### AIM OF THE TASK
The answer must consist of every line in the data below that holds the word "this".

** Opening RECORDS PROVIDED block **

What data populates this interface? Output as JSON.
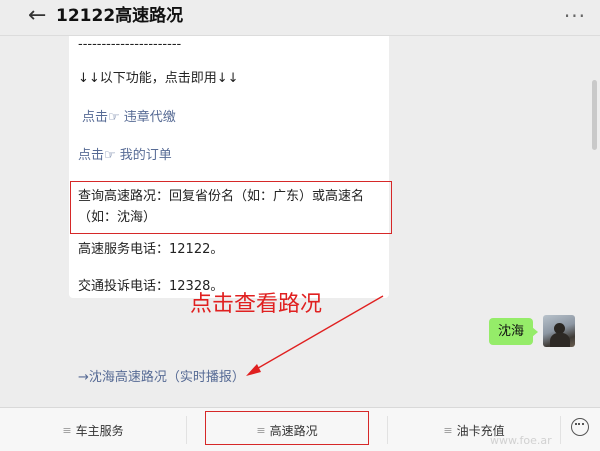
{
  "header": {
    "back_glyph": "←",
    "title": "12122高速路况",
    "more_glyph": "···"
  },
  "message": {
    "divider": "----------------------",
    "intro": "↓↓以下功能，点击即用↓↓",
    "link_violations": "点击☞ 违章代缴",
    "link_orders": "点击☞ 我的订单",
    "query_tip": "查询高速路况：回复省份名（如：广东）或高速名（如：沈海）",
    "service_phone": "高速服务电话：12122。",
    "complaint_phone": "交通投诉电话：12328。"
  },
  "annotation": {
    "text": "点击查看路况",
    "color": "#e02020"
  },
  "user_message": {
    "text": "沈海",
    "bubble_color": "#95ec69"
  },
  "reply_link": "→沈海高速路况（实时播报）",
  "menu": {
    "items": [
      "车主服务",
      "高速路况",
      "油卡充值"
    ],
    "icon_glyph": "≡"
  },
  "watermark": "www.foe.ar"
}
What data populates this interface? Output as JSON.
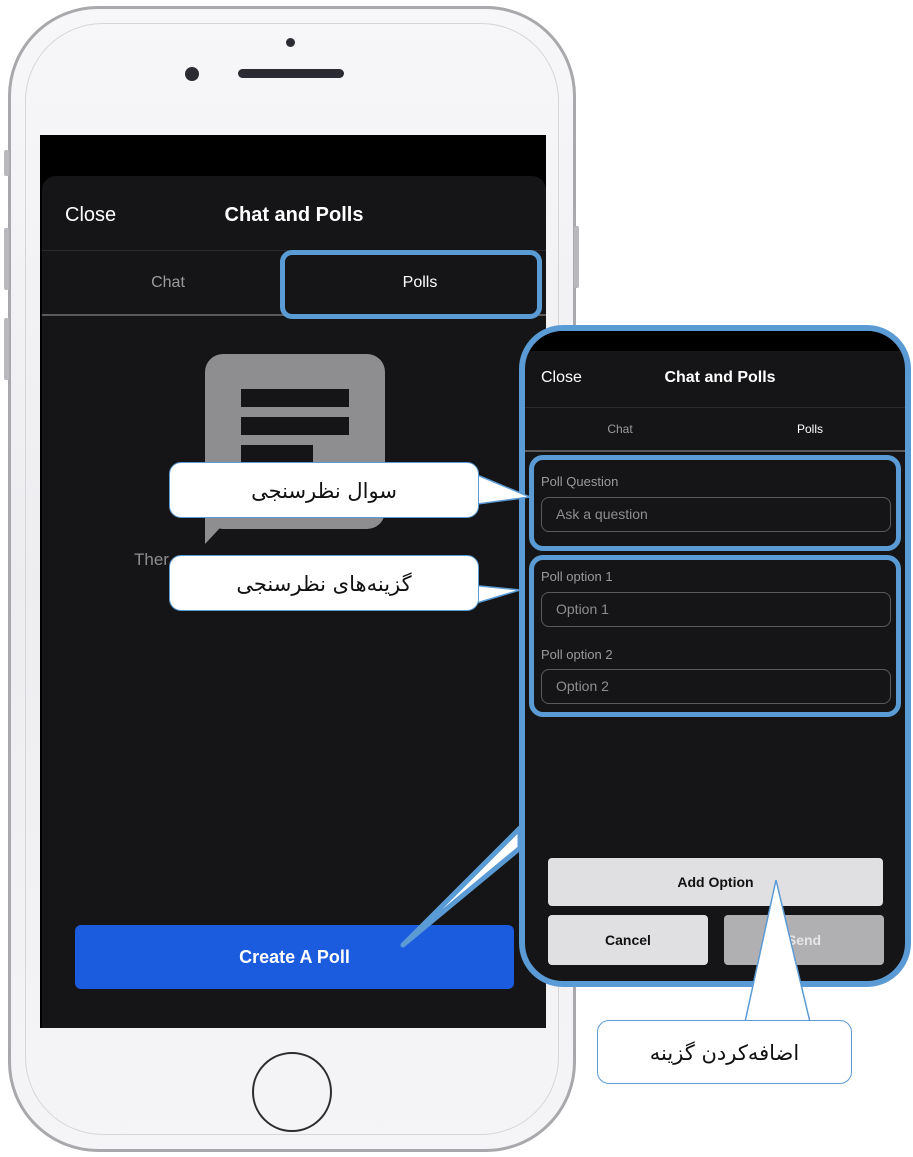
{
  "screen": {
    "header": {
      "close_label": "Close",
      "title": "Chat and Polls"
    },
    "tabs": [
      {
        "label": "Chat"
      },
      {
        "label": "Polls"
      }
    ],
    "empty_state": {
      "text_fragment": "Ther"
    },
    "create_poll_label": "Create A Poll"
  },
  "zoom": {
    "header": {
      "close_label": "Close",
      "title": "Chat and Polls"
    },
    "tabs": [
      {
        "label": "Chat"
      },
      {
        "label": "Polls"
      }
    ],
    "poll_question": {
      "label": "Poll Question",
      "placeholder": "Ask a question"
    },
    "options": [
      {
        "label": "Poll option 1",
        "placeholder": "Option 1"
      },
      {
        "label": "Poll option 2",
        "placeholder": "Option 2"
      }
    ],
    "buttons": {
      "add_option": "Add Option",
      "cancel": "Cancel",
      "send": "Send"
    }
  },
  "callouts": {
    "poll_question": "سوال نظرسنجی",
    "poll_options": "گزینه‌های  نظرسنجی",
    "add_option": "اضافه‌کردن گزینه"
  },
  "colors": {
    "accent_blue": "#1b5bde",
    "highlight_blue": "#5b9bd5",
    "sheet_bg": "#151517"
  }
}
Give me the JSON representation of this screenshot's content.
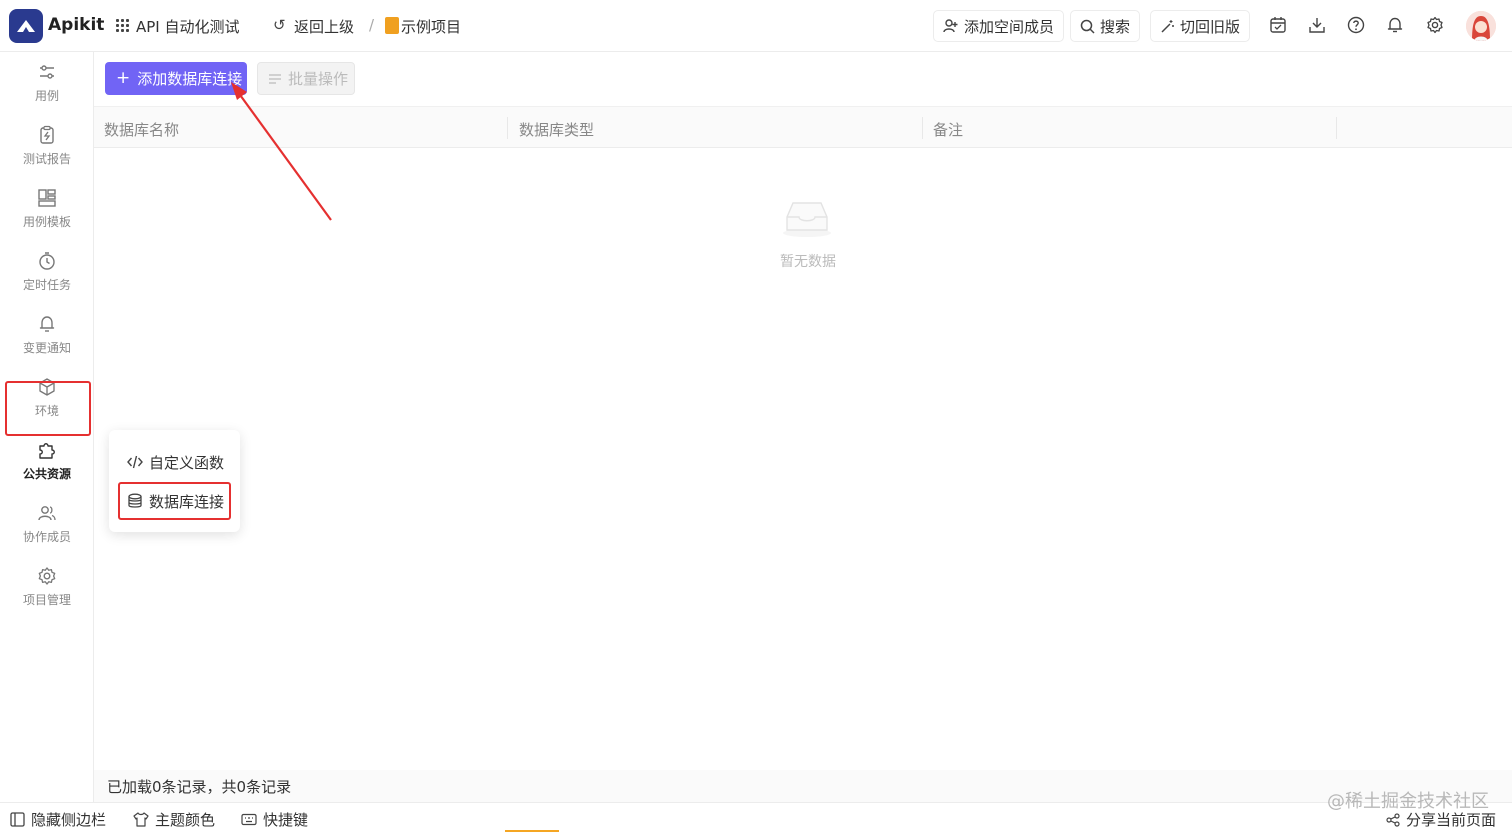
{
  "app": {
    "brand": "Apikit"
  },
  "header": {
    "workspace": "API 自动化测试",
    "back_label": "返回上级",
    "separator": "/",
    "project": "示例项目",
    "add_member": "添加空间成员",
    "search": "搜索",
    "switch_old": "切回旧版"
  },
  "sidebar": {
    "items": [
      {
        "label": "用例",
        "icon": "sliders-icon"
      },
      {
        "label": "测试报告",
        "icon": "report-icon"
      },
      {
        "label": "用例模板",
        "icon": "template-icon"
      },
      {
        "label": "定时任务",
        "icon": "timer-icon"
      },
      {
        "label": "变更通知",
        "icon": "bell-icon"
      },
      {
        "label": "环境",
        "icon": "cube-icon"
      },
      {
        "label": "公共资源",
        "icon": "puzzle-icon",
        "active": true
      },
      {
        "label": "协作成员",
        "icon": "users-icon"
      },
      {
        "label": "项目管理",
        "icon": "gear-icon"
      }
    ]
  },
  "toolbar": {
    "add_label": "添加数据库连接",
    "batch_label": "批量操作"
  },
  "table": {
    "columns": [
      "数据库名称",
      "数据库类型",
      "备注"
    ],
    "empty_text": "暂无数据"
  },
  "popover": {
    "items": [
      "自定义函数",
      "数据库连接"
    ]
  },
  "footer": {
    "records": "已加载0条记录，共0条记录",
    "hide_sidebar": "隐藏侧边栏",
    "theme": "主题颜色",
    "shortcuts": "快捷键",
    "share": "分享当前页面",
    "watermark": "@稀土掘金技术社区"
  },
  "colors": {
    "primary": "#7164f5",
    "highlight": "#e53030",
    "brand": "#2a3a8f"
  }
}
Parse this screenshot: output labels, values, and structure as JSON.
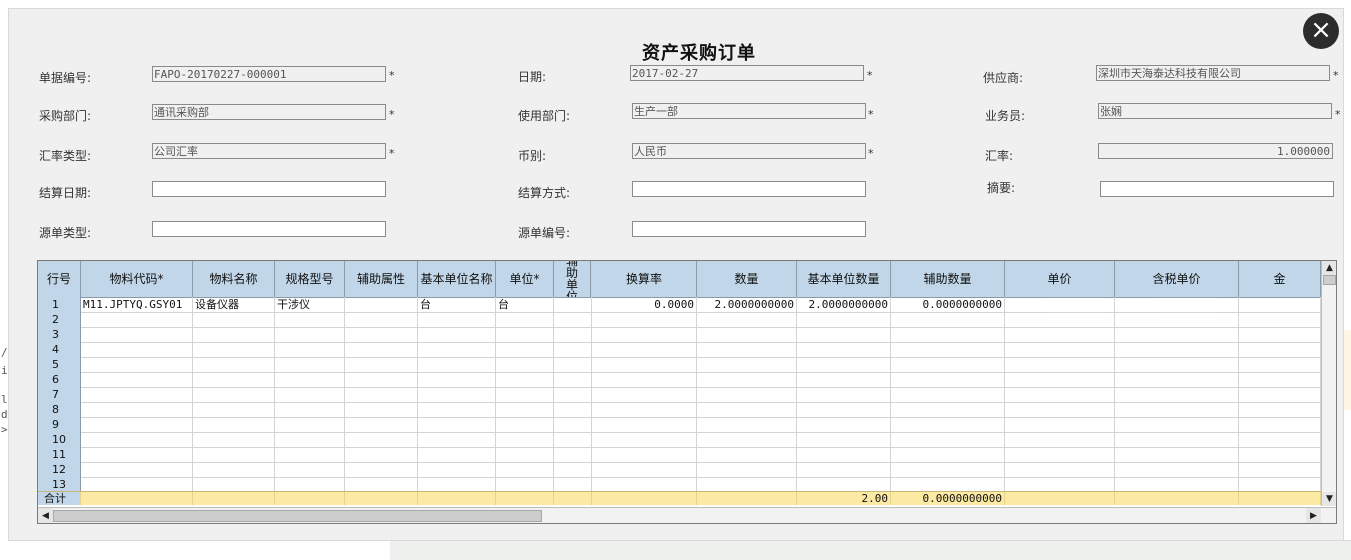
{
  "title": "资产采购订单",
  "close_icon": "×",
  "fields": [
    {
      "label": "单据编号:",
      "value": "FAPO-20170227-000001",
      "required": "*",
      "readonly": true
    },
    {
      "label": "日期:",
      "value": "2017-02-27",
      "required": "*",
      "readonly": true
    },
    {
      "label": "供应商:",
      "value": "深圳市天海泰达科技有限公司",
      "required": "*",
      "readonly": true
    },
    {
      "label": "采购部门:",
      "value": "通讯采购部",
      "required": "*",
      "readonly": true
    },
    {
      "label": "使用部门:",
      "value": "生产一部",
      "required": "*",
      "readonly": true
    },
    {
      "label": "业务员:",
      "value": "张娴",
      "required": "*",
      "readonly": true
    },
    {
      "label": "汇率类型:",
      "value": "公司汇率",
      "required": "*",
      "readonly": true
    },
    {
      "label": "币别:",
      "value": "人民币",
      "required": "*",
      "readonly": true
    },
    {
      "label": "汇率:",
      "value": "1.000000",
      "required": "",
      "readonly": true
    },
    {
      "label": "结算日期:",
      "value": "",
      "required": "",
      "readonly": false
    },
    {
      "label": "结算方式:",
      "value": "",
      "required": "",
      "readonly": false
    },
    {
      "label": "摘要:",
      "value": "",
      "required": "",
      "readonly": false
    },
    {
      "label": "源单类型:",
      "value": "",
      "required": "",
      "readonly": false
    },
    {
      "label": "源单编号:",
      "value": "",
      "required": "",
      "readonly": false
    }
  ],
  "grid": {
    "columns": [
      "行号",
      "物料代码*",
      "物料名称",
      "规格型号",
      "辅助属性",
      "基本单位名称",
      "单位*",
      "辅助单位",
      "换算率",
      "数量",
      "基本单位数量",
      "辅助数量",
      "单价",
      "含税单价",
      "金"
    ],
    "rows": [
      {
        "no": "1",
        "cells": [
          "M11.JPTYQ.GSY01",
          "设备仪器",
          "干涉仪",
          "",
          "台",
          "台",
          "",
          "0.0000",
          "2.0000000000",
          "2.0000000000",
          "0.0000000000",
          "",
          "",
          ""
        ]
      },
      {
        "no": "2",
        "cells": [
          "",
          "",
          "",
          "",
          "",
          "",
          "",
          "",
          "",
          "",
          "",
          "",
          "",
          ""
        ]
      },
      {
        "no": "3",
        "cells": [
          "",
          "",
          "",
          "",
          "",
          "",
          "",
          "",
          "",
          "",
          "",
          "",
          "",
          ""
        ]
      },
      {
        "no": "4",
        "cells": [
          "",
          "",
          "",
          "",
          "",
          "",
          "",
          "",
          "",
          "",
          "",
          "",
          "",
          ""
        ]
      },
      {
        "no": "5",
        "cells": [
          "",
          "",
          "",
          "",
          "",
          "",
          "",
          "",
          "",
          "",
          "",
          "",
          "",
          ""
        ]
      },
      {
        "no": "6",
        "cells": [
          "",
          "",
          "",
          "",
          "",
          "",
          "",
          "",
          "",
          "",
          "",
          "",
          "",
          ""
        ]
      },
      {
        "no": "7",
        "cells": [
          "",
          "",
          "",
          "",
          "",
          "",
          "",
          "",
          "",
          "",
          "",
          "",
          "",
          ""
        ]
      },
      {
        "no": "8",
        "cells": [
          "",
          "",
          "",
          "",
          "",
          "",
          "",
          "",
          "",
          "",
          "",
          "",
          "",
          ""
        ]
      },
      {
        "no": "9",
        "cells": [
          "",
          "",
          "",
          "",
          "",
          "",
          "",
          "",
          "",
          "",
          "",
          "",
          "",
          ""
        ]
      },
      {
        "no": "10",
        "cells": [
          "",
          "",
          "",
          "",
          "",
          "",
          "",
          "",
          "",
          "",
          "",
          "",
          "",
          ""
        ]
      },
      {
        "no": "11",
        "cells": [
          "",
          "",
          "",
          "",
          "",
          "",
          "",
          "",
          "",
          "",
          "",
          "",
          "",
          ""
        ]
      },
      {
        "no": "12",
        "cells": [
          "",
          "",
          "",
          "",
          "",
          "",
          "",
          "",
          "",
          "",
          "",
          "",
          "",
          ""
        ]
      },
      {
        "no": "13",
        "cells": [
          "",
          "",
          "",
          "",
          "",
          "",
          "",
          "",
          "",
          "",
          "",
          "",
          "",
          ""
        ]
      }
    ],
    "total": {
      "label": "合计",
      "cells": [
        "",
        "",
        "",
        "",
        "",
        "",
        "",
        "",
        "",
        "2.00",
        "0.0000000000",
        "",
        "",
        ""
      ]
    }
  },
  "background_fragments": [
    "/",
    "i",
    "l",
    "d",
    ">"
  ],
  "scroll_icons": {
    "up": "▲",
    "down": "▼",
    "left": "◀",
    "right": "▶"
  }
}
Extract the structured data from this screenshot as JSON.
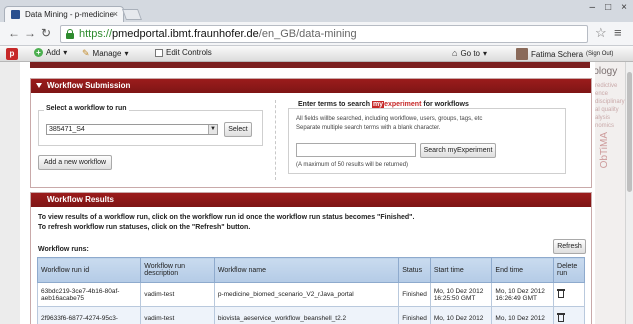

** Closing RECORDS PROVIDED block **

### TASK RESULT
What data populates this interface? Output as JSON.
What data populates this interface? Output as JSON.
Give me the JSON representation of this screenshot's content.
Parse this screenshot: output labels, values, and structure as JSON.
Extract the structured data from this screenshot as JSON.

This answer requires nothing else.